1. Rod Pocket Curtains
This style of window covering has many names. You may also know them as pole top curtains, casement curtains or panel curtains. The key is that they all have a pocket at the top which is then threaded onto a pole or curtain rod for hanging. Although they are quite simple in style it can be difficult to pull casement curtains across especially if you have tall windows and for this reason you may prefer to use this style for curtains which are more decorative than functional. You can enhance the look by drawing the rod pocket curtains to one side with matching or contrasting tiebacks or hold backs.
2. Pencil Pleat Curtains
These curtains have uniform pleats (about the size and shape of a pencil!) across the top. The pleats are made by using a heading tape attached near the top of the curtain which is then gathered in by means are inbuilt threads. The gathering means that you need about two and a quarter to two and a half times the width of the window in fabric to create the fullness. Pencil pleat curtains are hung onto a curtain track, rail or pole using curtain hooks. These curtains are often used with a valance or other heading as the top of the curtain is not particularly decorative in itself.
3. French Pleat Curtains / Pinch Pleat Curtains / Triple Pleat Curtains
These window treatments are again named after the style of heading tape which gathers the curtain by means of cords into a decorative triple pleated effect – more opulent than pencil pleat curtains yet requiring no more fabric. Each pleat is pinched together where the heading tape is positioned and the fabric fans out towards the top of the curtain. Sometimes the pleats are stitched in place where they pinch together with just a couple of stitches in each place to keep the crisp effect. French pleat curtains are attached to the curtain rail by means of curtain hooks. French pleat or pinch pleat drapes can be used for valances as well as curtains. A similar decorative style are goblet pleat curtains where the heading forms the shape of a goblet above the pleat.
4. Tab Top Curtains
These curtains use fabric loops at the top of the curtain which are threaded over a curtain rod or pole. The tabs may contrast with the curtain or be decorated with buttons. Similar to casement curtains tab top curtains can be difficult to move along the pole but as there is less fabric in contact with the pole it is only likely to be a problem with taller larger windows. Curtains tend to be cheaper than those formed using heading tape as they use less fabric. They suit minimalist interiors as there is less fullness in the fabric.

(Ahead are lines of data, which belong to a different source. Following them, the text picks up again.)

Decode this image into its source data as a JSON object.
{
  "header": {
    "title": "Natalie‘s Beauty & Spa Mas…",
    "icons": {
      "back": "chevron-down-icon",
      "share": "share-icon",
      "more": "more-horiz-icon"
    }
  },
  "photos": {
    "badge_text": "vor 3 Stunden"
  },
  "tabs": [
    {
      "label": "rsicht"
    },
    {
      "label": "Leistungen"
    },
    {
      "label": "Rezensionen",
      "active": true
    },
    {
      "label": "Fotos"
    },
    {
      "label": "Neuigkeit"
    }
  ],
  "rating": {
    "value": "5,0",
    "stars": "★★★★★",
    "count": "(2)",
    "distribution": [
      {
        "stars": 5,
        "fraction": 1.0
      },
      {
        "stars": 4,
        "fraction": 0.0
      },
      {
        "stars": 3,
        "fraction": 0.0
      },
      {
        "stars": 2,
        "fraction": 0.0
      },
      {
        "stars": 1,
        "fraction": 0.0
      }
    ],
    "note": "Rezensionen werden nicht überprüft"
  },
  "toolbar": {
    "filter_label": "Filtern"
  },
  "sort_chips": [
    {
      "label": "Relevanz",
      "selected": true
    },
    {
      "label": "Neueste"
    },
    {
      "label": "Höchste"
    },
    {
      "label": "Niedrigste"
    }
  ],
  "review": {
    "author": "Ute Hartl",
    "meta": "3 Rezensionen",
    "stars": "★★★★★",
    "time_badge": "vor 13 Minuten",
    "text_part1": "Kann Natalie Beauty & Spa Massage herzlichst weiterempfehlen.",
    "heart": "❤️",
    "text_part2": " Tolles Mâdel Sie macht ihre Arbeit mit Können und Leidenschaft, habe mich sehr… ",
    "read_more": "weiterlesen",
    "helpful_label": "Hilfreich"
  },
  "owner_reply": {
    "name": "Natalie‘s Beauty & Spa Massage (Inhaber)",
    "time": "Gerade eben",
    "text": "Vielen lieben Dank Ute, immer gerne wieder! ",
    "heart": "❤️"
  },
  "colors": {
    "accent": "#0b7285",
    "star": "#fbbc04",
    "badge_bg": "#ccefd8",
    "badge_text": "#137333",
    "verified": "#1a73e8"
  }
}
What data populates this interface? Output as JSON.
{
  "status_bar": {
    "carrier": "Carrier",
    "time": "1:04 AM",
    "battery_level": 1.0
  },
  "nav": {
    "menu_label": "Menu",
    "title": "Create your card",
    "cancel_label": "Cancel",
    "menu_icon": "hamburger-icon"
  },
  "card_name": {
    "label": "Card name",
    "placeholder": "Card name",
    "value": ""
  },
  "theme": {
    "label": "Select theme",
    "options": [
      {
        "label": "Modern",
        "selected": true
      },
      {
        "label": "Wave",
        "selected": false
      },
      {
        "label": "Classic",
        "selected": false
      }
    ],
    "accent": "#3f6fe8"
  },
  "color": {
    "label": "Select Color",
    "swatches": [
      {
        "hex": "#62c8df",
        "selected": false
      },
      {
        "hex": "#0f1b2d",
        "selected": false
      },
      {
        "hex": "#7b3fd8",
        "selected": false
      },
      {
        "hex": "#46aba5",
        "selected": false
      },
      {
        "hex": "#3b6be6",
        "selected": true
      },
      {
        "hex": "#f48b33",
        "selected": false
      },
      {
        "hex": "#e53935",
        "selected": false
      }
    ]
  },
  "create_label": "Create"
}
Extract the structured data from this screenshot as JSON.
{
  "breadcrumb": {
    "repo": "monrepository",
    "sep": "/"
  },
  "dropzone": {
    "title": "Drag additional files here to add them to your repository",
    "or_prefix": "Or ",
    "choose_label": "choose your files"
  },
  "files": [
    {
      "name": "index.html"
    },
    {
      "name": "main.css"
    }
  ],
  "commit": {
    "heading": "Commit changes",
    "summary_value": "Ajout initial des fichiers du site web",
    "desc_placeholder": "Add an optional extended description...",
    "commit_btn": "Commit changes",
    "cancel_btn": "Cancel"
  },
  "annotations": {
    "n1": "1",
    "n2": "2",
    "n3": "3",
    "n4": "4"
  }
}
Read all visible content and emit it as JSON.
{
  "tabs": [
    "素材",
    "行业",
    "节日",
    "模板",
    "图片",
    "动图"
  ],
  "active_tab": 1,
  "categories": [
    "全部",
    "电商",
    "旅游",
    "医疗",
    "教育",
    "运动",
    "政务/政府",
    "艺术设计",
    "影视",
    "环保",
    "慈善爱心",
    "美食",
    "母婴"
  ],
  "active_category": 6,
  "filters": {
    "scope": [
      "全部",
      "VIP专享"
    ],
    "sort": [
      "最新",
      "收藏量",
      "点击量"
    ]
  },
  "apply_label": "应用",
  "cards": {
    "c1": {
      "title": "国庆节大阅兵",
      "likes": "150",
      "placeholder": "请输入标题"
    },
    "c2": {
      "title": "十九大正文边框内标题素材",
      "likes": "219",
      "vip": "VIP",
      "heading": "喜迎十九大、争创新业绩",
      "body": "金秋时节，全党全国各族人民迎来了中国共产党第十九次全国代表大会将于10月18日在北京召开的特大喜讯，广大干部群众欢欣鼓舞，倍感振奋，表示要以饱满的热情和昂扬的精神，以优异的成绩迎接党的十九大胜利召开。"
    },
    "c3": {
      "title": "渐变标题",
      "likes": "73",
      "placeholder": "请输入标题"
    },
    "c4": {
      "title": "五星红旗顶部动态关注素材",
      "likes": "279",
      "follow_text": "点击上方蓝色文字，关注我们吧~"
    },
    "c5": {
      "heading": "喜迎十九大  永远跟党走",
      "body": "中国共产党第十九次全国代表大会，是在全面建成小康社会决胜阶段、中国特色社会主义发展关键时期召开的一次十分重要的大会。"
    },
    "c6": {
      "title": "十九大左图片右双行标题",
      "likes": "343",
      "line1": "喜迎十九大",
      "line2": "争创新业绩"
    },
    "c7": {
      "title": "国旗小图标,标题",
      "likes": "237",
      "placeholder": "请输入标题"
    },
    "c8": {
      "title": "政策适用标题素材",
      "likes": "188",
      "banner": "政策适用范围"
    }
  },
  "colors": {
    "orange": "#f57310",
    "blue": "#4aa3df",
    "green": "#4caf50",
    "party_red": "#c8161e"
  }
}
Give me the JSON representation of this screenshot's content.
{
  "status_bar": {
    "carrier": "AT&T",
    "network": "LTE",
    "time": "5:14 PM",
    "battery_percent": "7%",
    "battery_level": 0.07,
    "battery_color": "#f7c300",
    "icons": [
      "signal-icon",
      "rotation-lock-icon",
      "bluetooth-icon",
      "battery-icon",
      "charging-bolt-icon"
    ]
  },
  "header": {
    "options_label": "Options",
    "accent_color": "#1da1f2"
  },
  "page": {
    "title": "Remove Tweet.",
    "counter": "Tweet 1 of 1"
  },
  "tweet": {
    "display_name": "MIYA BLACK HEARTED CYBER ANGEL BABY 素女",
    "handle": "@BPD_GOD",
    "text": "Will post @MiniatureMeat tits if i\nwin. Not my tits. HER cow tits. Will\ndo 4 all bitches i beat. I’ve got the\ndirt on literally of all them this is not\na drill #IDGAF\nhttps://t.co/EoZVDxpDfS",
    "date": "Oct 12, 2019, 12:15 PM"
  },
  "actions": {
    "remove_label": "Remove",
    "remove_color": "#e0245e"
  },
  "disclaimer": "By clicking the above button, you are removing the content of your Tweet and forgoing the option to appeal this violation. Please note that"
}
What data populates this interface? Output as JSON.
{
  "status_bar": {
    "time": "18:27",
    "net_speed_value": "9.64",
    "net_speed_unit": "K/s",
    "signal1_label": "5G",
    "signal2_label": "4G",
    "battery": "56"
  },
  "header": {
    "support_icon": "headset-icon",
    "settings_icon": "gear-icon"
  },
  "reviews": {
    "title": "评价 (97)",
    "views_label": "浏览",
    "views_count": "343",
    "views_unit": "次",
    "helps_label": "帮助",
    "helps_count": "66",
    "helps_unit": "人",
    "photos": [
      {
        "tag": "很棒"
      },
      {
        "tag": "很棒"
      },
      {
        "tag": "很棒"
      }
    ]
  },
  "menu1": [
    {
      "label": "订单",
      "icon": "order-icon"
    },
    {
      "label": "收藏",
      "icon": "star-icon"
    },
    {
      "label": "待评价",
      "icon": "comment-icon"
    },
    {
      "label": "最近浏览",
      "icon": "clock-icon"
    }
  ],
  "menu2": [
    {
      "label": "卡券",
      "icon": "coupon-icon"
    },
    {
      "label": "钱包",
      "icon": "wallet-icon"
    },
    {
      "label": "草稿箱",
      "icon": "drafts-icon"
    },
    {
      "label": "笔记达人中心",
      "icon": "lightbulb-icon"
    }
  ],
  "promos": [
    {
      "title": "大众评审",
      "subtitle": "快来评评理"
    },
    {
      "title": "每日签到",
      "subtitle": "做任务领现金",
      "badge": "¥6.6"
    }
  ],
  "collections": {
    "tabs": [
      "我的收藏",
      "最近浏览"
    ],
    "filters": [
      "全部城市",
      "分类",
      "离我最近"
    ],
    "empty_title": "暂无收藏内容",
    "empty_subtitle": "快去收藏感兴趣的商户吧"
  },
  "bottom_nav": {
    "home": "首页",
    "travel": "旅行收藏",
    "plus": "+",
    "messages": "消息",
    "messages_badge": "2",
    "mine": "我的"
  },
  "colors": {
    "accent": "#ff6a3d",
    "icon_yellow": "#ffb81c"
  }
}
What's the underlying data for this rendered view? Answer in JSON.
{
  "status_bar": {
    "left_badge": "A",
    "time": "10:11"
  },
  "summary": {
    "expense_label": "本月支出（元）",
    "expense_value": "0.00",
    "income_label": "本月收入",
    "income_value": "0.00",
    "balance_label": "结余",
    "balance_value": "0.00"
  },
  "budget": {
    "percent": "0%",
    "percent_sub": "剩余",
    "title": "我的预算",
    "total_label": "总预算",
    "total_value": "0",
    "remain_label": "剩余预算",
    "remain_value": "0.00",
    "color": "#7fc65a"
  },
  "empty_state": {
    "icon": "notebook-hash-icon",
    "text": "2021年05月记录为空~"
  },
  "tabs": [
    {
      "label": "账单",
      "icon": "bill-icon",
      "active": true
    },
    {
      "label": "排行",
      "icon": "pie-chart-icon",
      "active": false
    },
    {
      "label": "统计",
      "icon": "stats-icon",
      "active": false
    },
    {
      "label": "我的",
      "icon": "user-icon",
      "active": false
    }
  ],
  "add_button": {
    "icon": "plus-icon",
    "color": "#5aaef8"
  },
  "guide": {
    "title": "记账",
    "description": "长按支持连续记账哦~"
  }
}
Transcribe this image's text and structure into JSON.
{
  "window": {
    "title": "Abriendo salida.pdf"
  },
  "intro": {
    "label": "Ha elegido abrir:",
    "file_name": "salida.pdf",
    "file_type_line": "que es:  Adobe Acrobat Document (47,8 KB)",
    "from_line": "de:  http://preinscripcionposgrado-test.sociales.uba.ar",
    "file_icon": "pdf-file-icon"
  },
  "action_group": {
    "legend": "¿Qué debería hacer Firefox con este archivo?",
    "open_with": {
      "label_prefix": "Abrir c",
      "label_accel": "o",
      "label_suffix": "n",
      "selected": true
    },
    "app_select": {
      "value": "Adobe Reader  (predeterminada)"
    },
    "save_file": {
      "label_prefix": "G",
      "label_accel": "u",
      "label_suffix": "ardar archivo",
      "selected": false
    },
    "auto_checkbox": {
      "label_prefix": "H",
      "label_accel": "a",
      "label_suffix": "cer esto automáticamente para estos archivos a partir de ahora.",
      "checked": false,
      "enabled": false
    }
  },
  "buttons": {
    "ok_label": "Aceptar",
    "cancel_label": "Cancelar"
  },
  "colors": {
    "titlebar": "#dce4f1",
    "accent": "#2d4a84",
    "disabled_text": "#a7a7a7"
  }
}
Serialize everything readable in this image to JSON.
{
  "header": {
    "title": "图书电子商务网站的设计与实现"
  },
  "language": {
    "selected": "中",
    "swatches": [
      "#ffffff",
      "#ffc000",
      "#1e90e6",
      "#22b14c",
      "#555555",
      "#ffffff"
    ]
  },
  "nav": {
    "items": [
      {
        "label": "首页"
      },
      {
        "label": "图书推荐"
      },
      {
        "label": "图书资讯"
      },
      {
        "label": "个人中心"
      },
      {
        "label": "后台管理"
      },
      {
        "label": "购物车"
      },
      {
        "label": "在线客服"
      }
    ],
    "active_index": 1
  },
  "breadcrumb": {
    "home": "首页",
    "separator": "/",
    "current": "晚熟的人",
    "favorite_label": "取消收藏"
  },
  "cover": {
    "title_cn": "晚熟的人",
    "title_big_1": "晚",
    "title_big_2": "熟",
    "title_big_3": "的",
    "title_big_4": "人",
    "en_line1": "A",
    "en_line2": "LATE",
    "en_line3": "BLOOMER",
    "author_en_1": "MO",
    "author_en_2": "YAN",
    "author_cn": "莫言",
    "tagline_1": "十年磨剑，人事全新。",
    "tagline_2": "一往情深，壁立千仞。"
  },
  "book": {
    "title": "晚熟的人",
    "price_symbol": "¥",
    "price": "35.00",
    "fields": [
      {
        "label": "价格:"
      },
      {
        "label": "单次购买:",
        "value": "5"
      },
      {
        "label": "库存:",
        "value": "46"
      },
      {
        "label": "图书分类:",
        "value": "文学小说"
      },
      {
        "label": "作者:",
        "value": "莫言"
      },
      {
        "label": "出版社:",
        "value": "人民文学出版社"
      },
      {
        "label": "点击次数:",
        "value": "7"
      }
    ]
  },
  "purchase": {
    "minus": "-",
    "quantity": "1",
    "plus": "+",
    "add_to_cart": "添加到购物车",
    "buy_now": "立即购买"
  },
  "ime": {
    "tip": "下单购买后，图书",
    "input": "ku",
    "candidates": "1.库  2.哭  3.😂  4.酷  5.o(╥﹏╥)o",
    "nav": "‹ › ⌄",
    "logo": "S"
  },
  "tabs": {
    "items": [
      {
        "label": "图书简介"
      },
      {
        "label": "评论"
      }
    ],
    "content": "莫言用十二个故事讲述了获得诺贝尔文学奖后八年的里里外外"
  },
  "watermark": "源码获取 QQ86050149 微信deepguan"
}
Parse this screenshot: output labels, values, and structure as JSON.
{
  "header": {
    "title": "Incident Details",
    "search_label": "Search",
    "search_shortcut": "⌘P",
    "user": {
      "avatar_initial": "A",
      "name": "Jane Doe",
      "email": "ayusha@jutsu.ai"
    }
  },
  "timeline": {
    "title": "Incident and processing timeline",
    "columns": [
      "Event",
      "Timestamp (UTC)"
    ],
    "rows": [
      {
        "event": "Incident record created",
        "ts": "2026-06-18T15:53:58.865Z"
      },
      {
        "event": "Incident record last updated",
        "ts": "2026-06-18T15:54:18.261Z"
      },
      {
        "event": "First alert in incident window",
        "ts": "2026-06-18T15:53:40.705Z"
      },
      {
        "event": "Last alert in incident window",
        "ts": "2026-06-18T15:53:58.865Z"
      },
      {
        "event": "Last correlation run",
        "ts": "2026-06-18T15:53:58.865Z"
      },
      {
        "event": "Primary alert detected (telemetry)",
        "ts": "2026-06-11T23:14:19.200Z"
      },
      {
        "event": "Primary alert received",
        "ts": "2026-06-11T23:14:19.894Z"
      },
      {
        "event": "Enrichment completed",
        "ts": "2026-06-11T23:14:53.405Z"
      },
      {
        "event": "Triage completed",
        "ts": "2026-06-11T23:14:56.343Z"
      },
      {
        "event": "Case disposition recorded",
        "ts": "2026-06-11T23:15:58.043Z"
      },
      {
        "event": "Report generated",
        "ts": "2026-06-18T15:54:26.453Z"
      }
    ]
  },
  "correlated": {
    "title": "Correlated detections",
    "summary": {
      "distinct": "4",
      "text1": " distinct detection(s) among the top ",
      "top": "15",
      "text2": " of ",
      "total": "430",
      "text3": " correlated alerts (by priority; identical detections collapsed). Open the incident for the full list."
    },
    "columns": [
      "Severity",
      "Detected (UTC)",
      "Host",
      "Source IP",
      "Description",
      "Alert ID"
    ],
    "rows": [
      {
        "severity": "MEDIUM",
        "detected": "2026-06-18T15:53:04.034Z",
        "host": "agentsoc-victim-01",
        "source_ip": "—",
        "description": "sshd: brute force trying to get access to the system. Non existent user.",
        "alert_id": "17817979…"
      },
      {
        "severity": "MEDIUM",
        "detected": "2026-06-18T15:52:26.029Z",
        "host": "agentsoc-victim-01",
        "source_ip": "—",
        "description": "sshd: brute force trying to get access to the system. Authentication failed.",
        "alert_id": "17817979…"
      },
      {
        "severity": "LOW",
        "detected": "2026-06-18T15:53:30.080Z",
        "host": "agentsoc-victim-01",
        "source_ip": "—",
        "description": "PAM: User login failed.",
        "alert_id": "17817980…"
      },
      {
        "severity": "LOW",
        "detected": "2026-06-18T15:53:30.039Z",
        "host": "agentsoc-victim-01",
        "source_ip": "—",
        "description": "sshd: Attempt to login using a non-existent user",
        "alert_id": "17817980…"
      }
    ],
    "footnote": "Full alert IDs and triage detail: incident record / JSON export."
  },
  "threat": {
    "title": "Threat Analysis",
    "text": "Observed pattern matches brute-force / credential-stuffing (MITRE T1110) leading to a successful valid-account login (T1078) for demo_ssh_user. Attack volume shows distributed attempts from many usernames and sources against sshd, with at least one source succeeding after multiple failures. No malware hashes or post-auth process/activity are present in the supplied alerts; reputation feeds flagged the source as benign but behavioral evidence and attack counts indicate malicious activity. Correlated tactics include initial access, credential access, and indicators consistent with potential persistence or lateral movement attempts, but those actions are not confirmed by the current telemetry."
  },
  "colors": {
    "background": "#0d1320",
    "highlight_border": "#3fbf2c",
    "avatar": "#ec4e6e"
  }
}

5. Tie Top Curtains
Tie top curtains are similar to tab top curtains and have the same drawbacks. In this case the “tabs” are formed by ties as the top of the curtain which are knotted to form the tab loops. Again the are threaded onto the curtain rods or poles. Tie top curtains are often used with sheer curtains where they form a pretty decorative top.
6. Grommet Top Curtains
Grommet top curtains are also slotted onto curtain rods or poles and sometimes tension wire. In this case the curtains have holes at the top reinforced with round metal grommets or eyelets. They are suitable for contemporary modern interiors.
7. Cafe Curtains
Cafe Curtains originated in cafes in the 19th century in Vienna where they were used so that customers to could watch the world go by while still maintaining some privacy. They are hung on poles which are fixed across the window so that the cafe curtains cover only the lower half. They remain in place the whole time rather than being drawn back during the day. These curtains are best used in informal areas such as a kitchen and therefore suit an informal style of header – tab top, tie top, casement or grommets rather than the formality of pinch or French pleats. They may be teamed with a decorative valance across the top of the window.
8. Tie Back Curtains
Tie back curtains are formed from a single full panel that is gathered up and tied or held back to one side of a window with a decorative tie back or hold back of some kind. They are generally decorative rather than functional in nature although if enough fabric is used to cover the whole window with the usual fullness used by the heading, they can be released from their ties in the evening and cover the window as usual. They are most suitable for windows that are narrow rather than wide in nature.
9. Hourglass Curtains
Highly decorative in nature, though blocking a lot of light from the window, they may be released from their ties in the evening if a functional curtain is required. If sheer fabrics are used they provide privacy without blocking so much light. Hourglass curtains are best fitted inside the window using tension rods and they may be topped with a decorative valence.
10. Sheer, Voile and Net Curtains
Sheer, net and voile curtains are made from very fine translucent fabric which let in some light while providing a degree of privacy. They are often used as under curtains covering the windows during the day while heavier curtains frame the windows and are drawn for additional privacy at night. For a long time they were considered old-fashioned and were only available in plain white or cream but these days they are available in every color of the rainbow and many are highly decorated with fine embroidery, sequins, beads and so on. Patterned sheers are also available. Sheer curtains usually use a simple casement heading and are threaded onto rods across the top of the window but other headings are also available. You will generally need a double curtain rodto hang them.
When looking at different types and styles of window curtains 2018 think about all the options which would be suitable for your windows before making a choice as you may get some new ideas from this list.